02 May 2006

"he remembered her reciting from memory for him, unostentatiously and in flawless middle english, the prologue to the canterbury tales and, too, the surprising antique locutions she'd picked up from her starchy father, things like 'we must be at pains to understand this' and 'it is not going too far to say,' which could have made him fall for her even without that first glimpse of her ... 'why do you laugh sometimes at what i say,' she asked him the second time he took her to dinner, 'why do you laugh when i'm being perfectly serious?' 'because you charm me so, and you're unaware of your charm.'"
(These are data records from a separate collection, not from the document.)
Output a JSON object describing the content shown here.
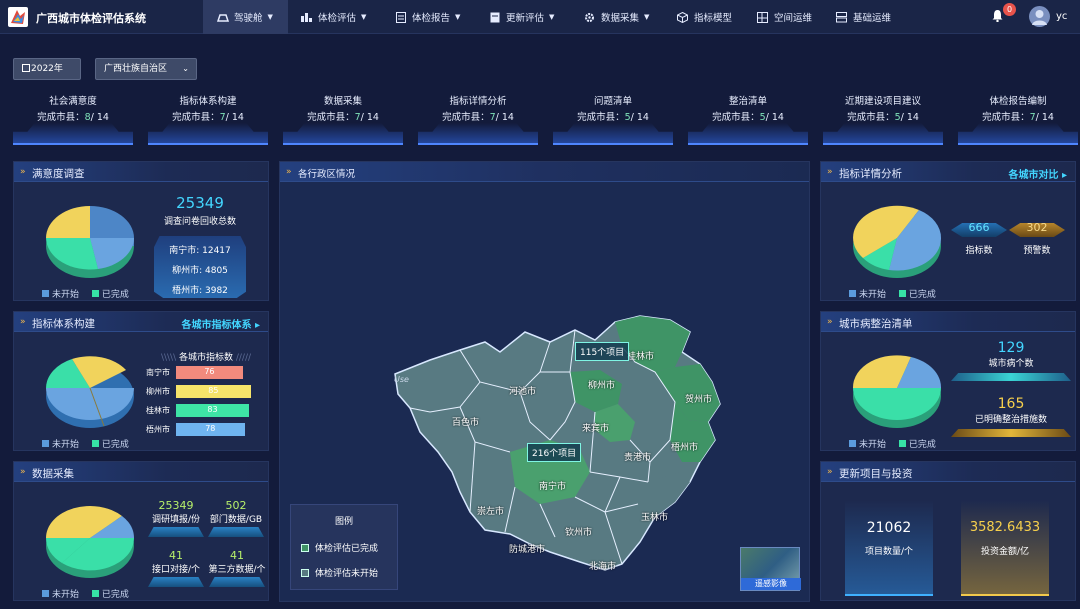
{
  "app": {
    "title": "广西城市体检评估系统",
    "user": "yc",
    "notifications": "0"
  },
  "nav": [
    {
      "label": "驾驶舱",
      "dropdown": true,
      "active": true,
      "icon": "steering-icon"
    },
    {
      "label": "体检评估",
      "dropdown": true,
      "icon": "chart-icon"
    },
    {
      "label": "体检报告",
      "dropdown": true,
      "icon": "report-icon"
    },
    {
      "label": "更新评估",
      "dropdown": true,
      "icon": "update-icon"
    },
    {
      "label": "数据采集",
      "dropdown": true,
      "icon": "gear-icon"
    },
    {
      "label": "指标模型",
      "dropdown": false,
      "icon": "cube-icon"
    },
    {
      "label": "空间运维",
      "dropdown": false,
      "icon": "map-icon"
    },
    {
      "label": "基础运维",
      "dropdown": false,
      "icon": "server-icon"
    }
  ],
  "filters": {
    "year": "2022年",
    "region": "广西壮族自治区"
  },
  "stats": [
    {
      "title": "社会满意度",
      "prefix": "完成市县：",
      "done": "8",
      "total": "/ 14"
    },
    {
      "title": "指标体系构建",
      "prefix": "完成市县：",
      "done": "7",
      "total": "/ 14"
    },
    {
      "title": "数据采集",
      "prefix": "完成市县：",
      "done": "7",
      "total": "/ 14"
    },
    {
      "title": "指标详情分析",
      "prefix": "完成市县：",
      "done": "7",
      "total": "/ 14"
    },
    {
      "title": "问题清单",
      "prefix": "完成市县：",
      "done": "5",
      "total": "/ 14"
    },
    {
      "title": "整治清单",
      "prefix": "完成市县：",
      "done": "5",
      "total": "/ 14"
    },
    {
      "title": "近期建设项目建议",
      "prefix": "完成市县：",
      "done": "5",
      "total": "/ 14"
    },
    {
      "title": "体检报告编制",
      "prefix": "完成市县：",
      "done": "7",
      "total": "/ 14"
    }
  ],
  "legend": {
    "not_started": "未开始",
    "completed": "已完成"
  },
  "colors": {
    "not_started": "#5b9bdc",
    "completed": "#37e3a6",
    "pie_yellow": "#f1d35c",
    "pie_blue": "#6aa4e0",
    "pie_green": "#3adfa8"
  },
  "satisfaction": {
    "title": "满意度调查",
    "total": "25349",
    "total_label": "调查问卷回收总数",
    "cities": [
      "南宁市: 12417",
      "柳州市: 4805",
      "梧州市: 3982"
    ]
  },
  "indicator_system": {
    "title": "指标体系构建",
    "link": "各城市指标体系",
    "bar_title": "各城市指标数",
    "bars": [
      {
        "city": "南宁市",
        "value": 76,
        "color": "#f28a7d"
      },
      {
        "city": "柳州市",
        "value": 85,
        "color": "#f6e46a"
      },
      {
        "city": "桂林市",
        "value": 83,
        "color": "#3ee5a6"
      },
      {
        "city": "梧州市",
        "value": 78,
        "color": "#6fb4f0"
      }
    ]
  },
  "data_collect": {
    "title": "数据采集",
    "items": [
      {
        "value": "25349",
        "label": "调研填报/份"
      },
      {
        "value": "502",
        "label": "部门数据/GB"
      },
      {
        "value": "41",
        "label": "接口对接/个"
      },
      {
        "value": "41",
        "label": "第三方数据/个"
      }
    ]
  },
  "map": {
    "title": "各行政区情况",
    "cities": [
      "河池市",
      "柳州市",
      "桂林市",
      "贺州市",
      "百色市",
      "来宾市",
      "梧州市",
      "贵港市",
      "南宁市",
      "崇左市",
      "玉林市",
      "钦州市",
      "防城港市",
      "北海市"
    ],
    "projects": [
      "115个项目",
      "216个项目"
    ],
    "legend_title": "图例",
    "legend_done": "体检评估已完成",
    "legend_todo": "体检评估未开始",
    "remote_label": "遥感影像",
    "watermark": "Use"
  },
  "indicator_detail": {
    "title": "指标详情分析",
    "link": "各城市对比",
    "count": "666",
    "count_label": "指标数",
    "warn": "302",
    "warn_label": "预警数"
  },
  "city_disease": {
    "title": "城市病整治清单",
    "count": "129",
    "count_label": "城市病个数",
    "measures": "165",
    "measures_label": "已明确整治措施数"
  },
  "projects": {
    "title": "更新项目与投资",
    "count": "21062",
    "count_label": "项目数量/个",
    "amount": "3582.6433",
    "amount_label": "投资金额/亿"
  }
}
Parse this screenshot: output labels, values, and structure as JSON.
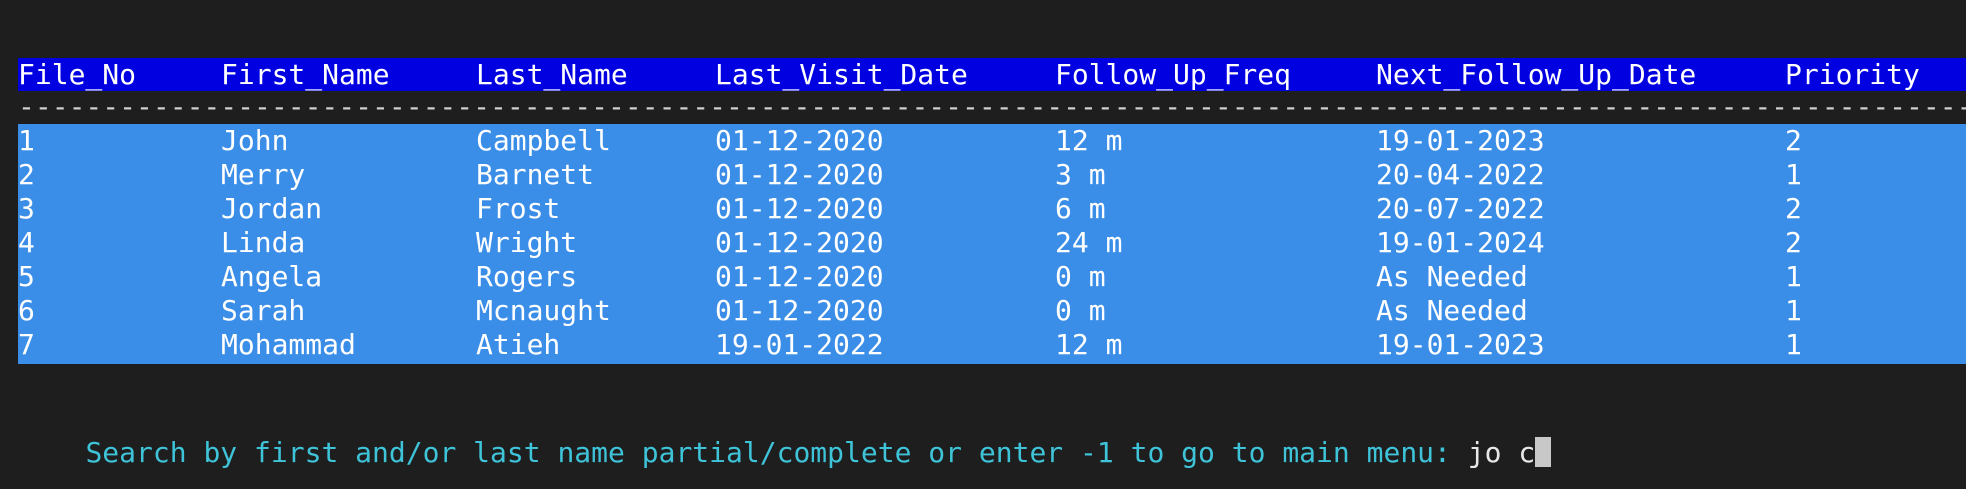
{
  "table": {
    "headers": [
      "File_No",
      "First_Name",
      "Last_Name",
      "Last_Visit_Date",
      "Follow_Up_Freq",
      "Next_Follow_Up_Date",
      "Priority"
    ],
    "separator": "-----------------------------------------------------------------------------------------------------------------------------------------------------------------------------------------",
    "rows": [
      [
        "1",
        "John",
        "Campbell",
        "01-12-2020",
        "12 m",
        "19-01-2023",
        "2"
      ],
      [
        "2",
        "Merry",
        "Barnett",
        "01-12-2020",
        "3 m",
        "20-04-2022",
        "1"
      ],
      [
        "3",
        "Jordan",
        "Frost",
        "01-12-2020",
        "6 m",
        "20-07-2022",
        "2"
      ],
      [
        "4",
        "Linda",
        "Wright",
        "01-12-2020",
        "24 m",
        "19-01-2024",
        "2"
      ],
      [
        "5",
        "Angela",
        "Rogers",
        "01-12-2020",
        "0 m",
        "As Needed",
        "1"
      ],
      [
        "6",
        "Sarah",
        "Mcnaught",
        "01-12-2020",
        "0 m",
        "As Needed",
        "1"
      ],
      [
        "7",
        "Mohammad",
        "Atieh",
        "19-01-2022",
        "12 m",
        "19-01-2023",
        "1"
      ]
    ]
  },
  "prompt": {
    "text": "Search by first and/or last name partial/complete or enter -1 to go to main menu: ",
    "input": "jo c"
  },
  "colors": {
    "background": "#1e1e1e",
    "header_bg": "#0000e0",
    "selection_bg": "#3b8ee8",
    "prompt": "#3ec3d8"
  }
}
--from philip roth's everyman.
(there is much to be said for the turn of phrase or the turn of one's head toward her shoulder, especially about its ability to turn your own head right round.)

No comments: